To his credit, the former All-Star took all 33 turns through the rotation. It marked his third straight season surpassing 30 starts and continued an exceptional run of durability over the last six years. Giolito is tied for fifth in starts and ranks eighth in innings pitched since the 2018 season. He isn’t missing bats as he had at his 2019-20 peak, but he has fanned more than a quarter of opponents over the last two years.
Giolito certainly won’t continue allowing home runs at the clip he had in Anaheim and Cleveland.
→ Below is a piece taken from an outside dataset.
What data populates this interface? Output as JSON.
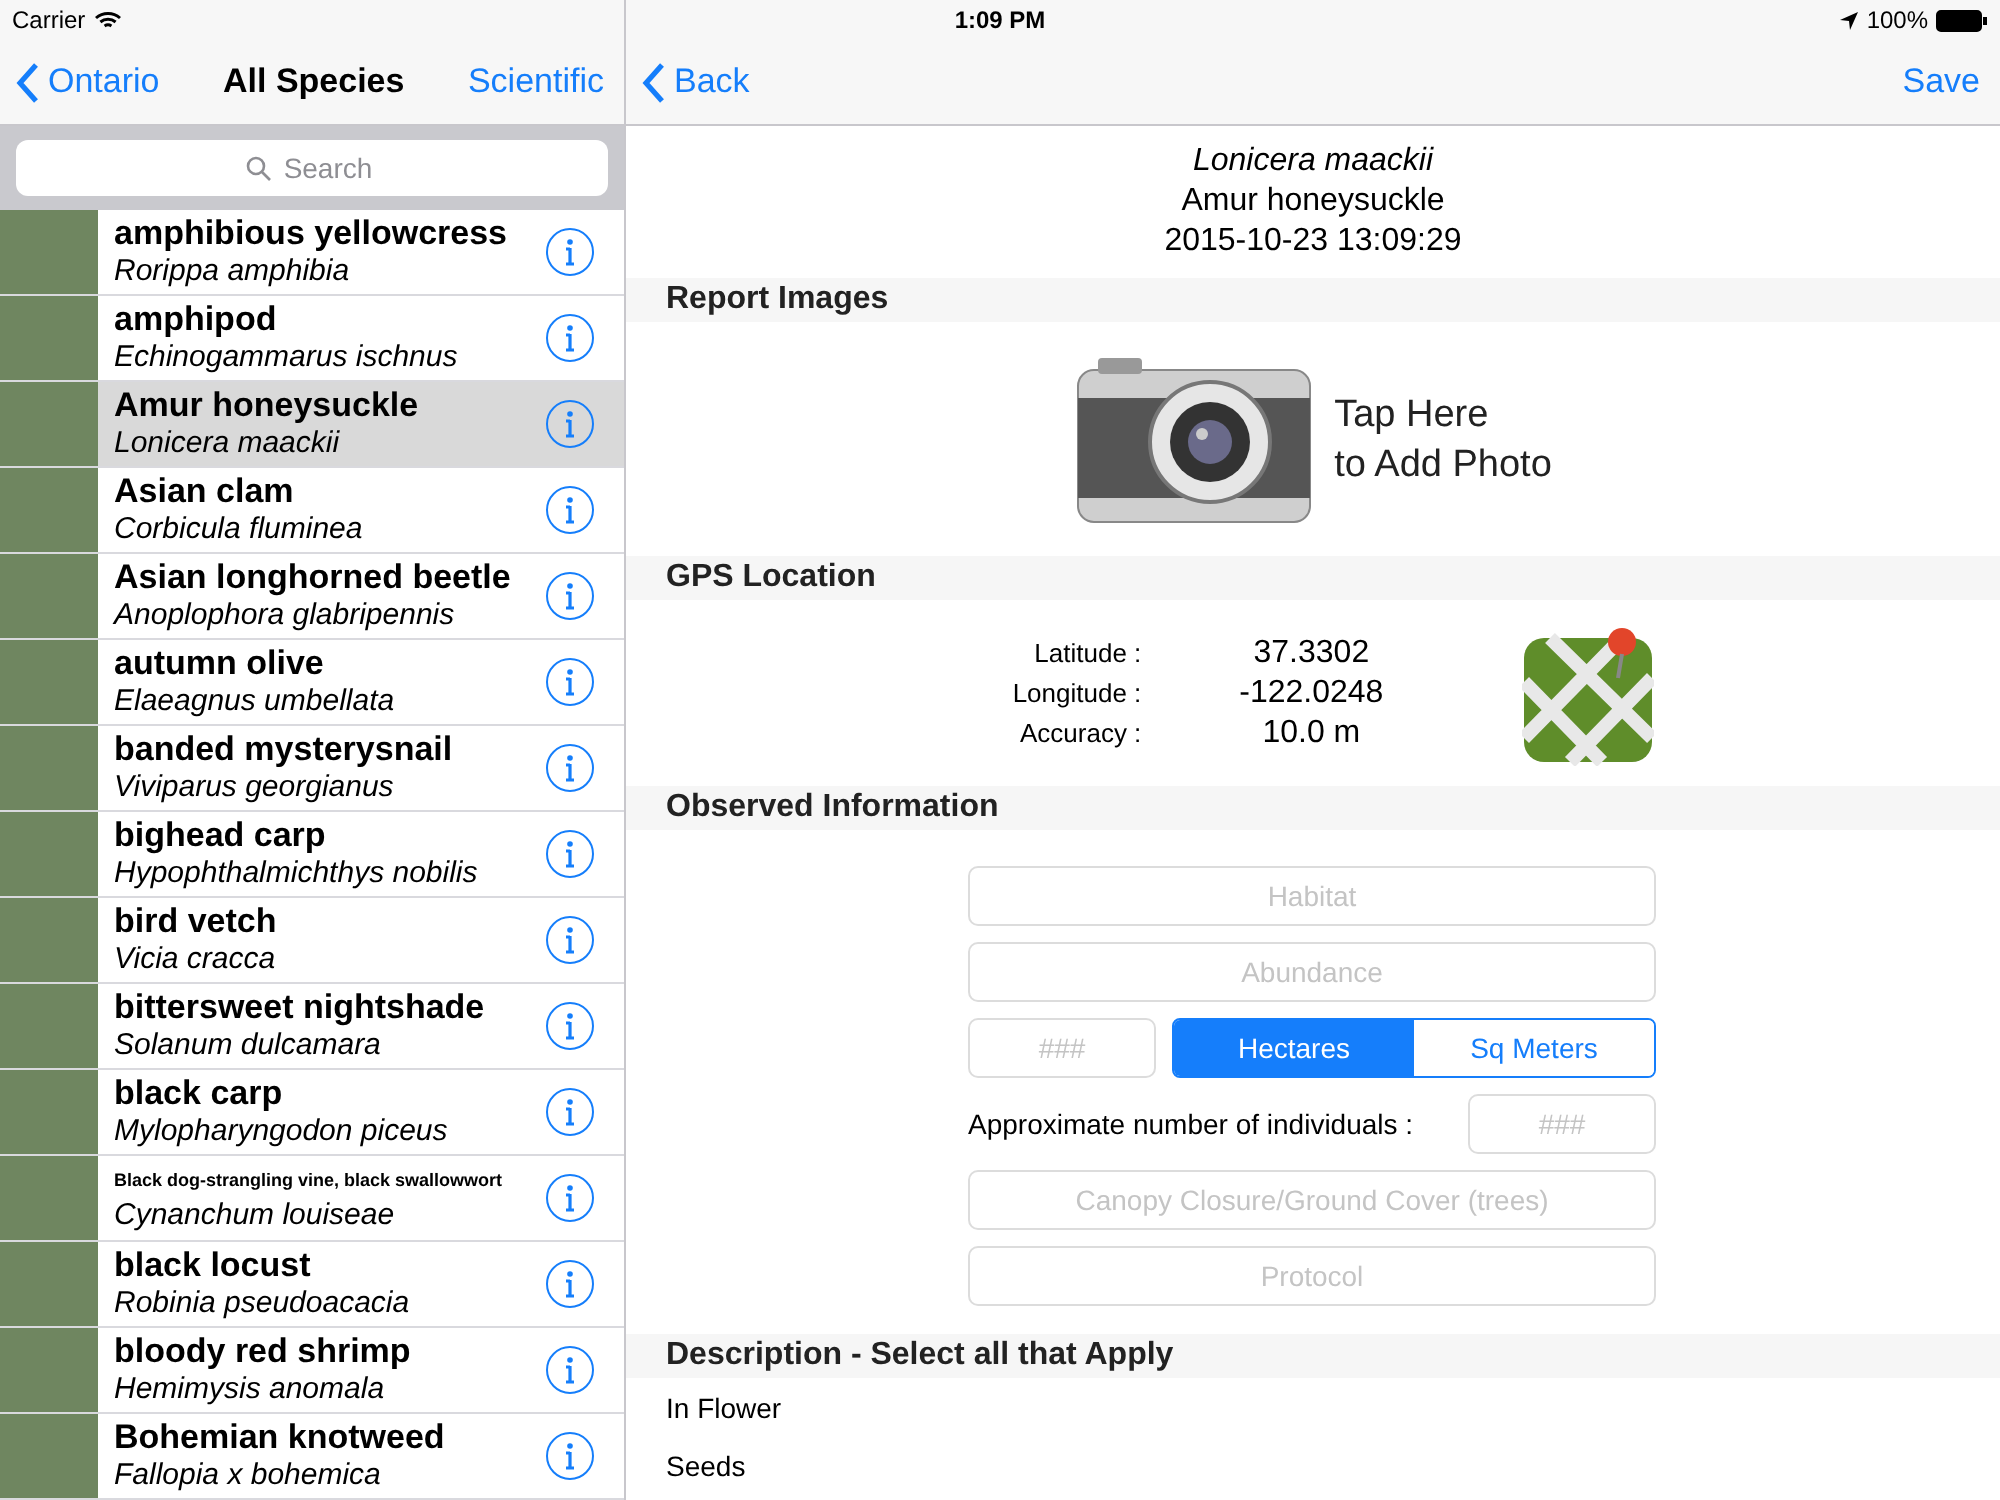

Teams can anticipate some amount of positive regression in that regard, but it’s still hard to draw up a much worse finish to a pitcher’s platform year short of injury.
That leaves him in an interesting spot as a free agent. If he simply wanted to maximize his earning potential, he could still look for three or four years. Jameson Taillon and Taijuan Walker secured four years with an average salary in the $17-18MM range last winter despite some inconsistency in their career track records. Yet Giolito is also young enough to potentially prioritize a chance to get back to free agency within a season or two. MLBTR predicted he’d go the latter route, estimating a two-year, $44MM contract that allows him to opt out after the first season.
A shorter-term pact of that nature could be particularly appealing to the Dodgers. They have shied away from long-term investments in free agent starters. A pitcher-friendly home park could mitigate some of the homer concerns, while Giolito’s track record of absorbing innings would be welcome for a young staff. It’d be similarly easy to see the appeal from the player’s perspective. The Dodgers have a strong reputation for developing pitching. That Giolito is an L.A. native who attended Harvard-Westlake is an added bonus.
While there’s a sensible fit, Giolito may need to wait until some of the top starters come off the board. Harris notes that the Dodgers are essentially in a holding pattern as they await clarity on their chances of adding Shohei Ohtani or Yoshinobu Yamamoto. Los Angeles has an estimated $70MM available before even reaching the first luxury tax threshold, so they’ll surely add multiple players, but they’ll presumably have various offseason plans contingent on whether they land either of their top two targets.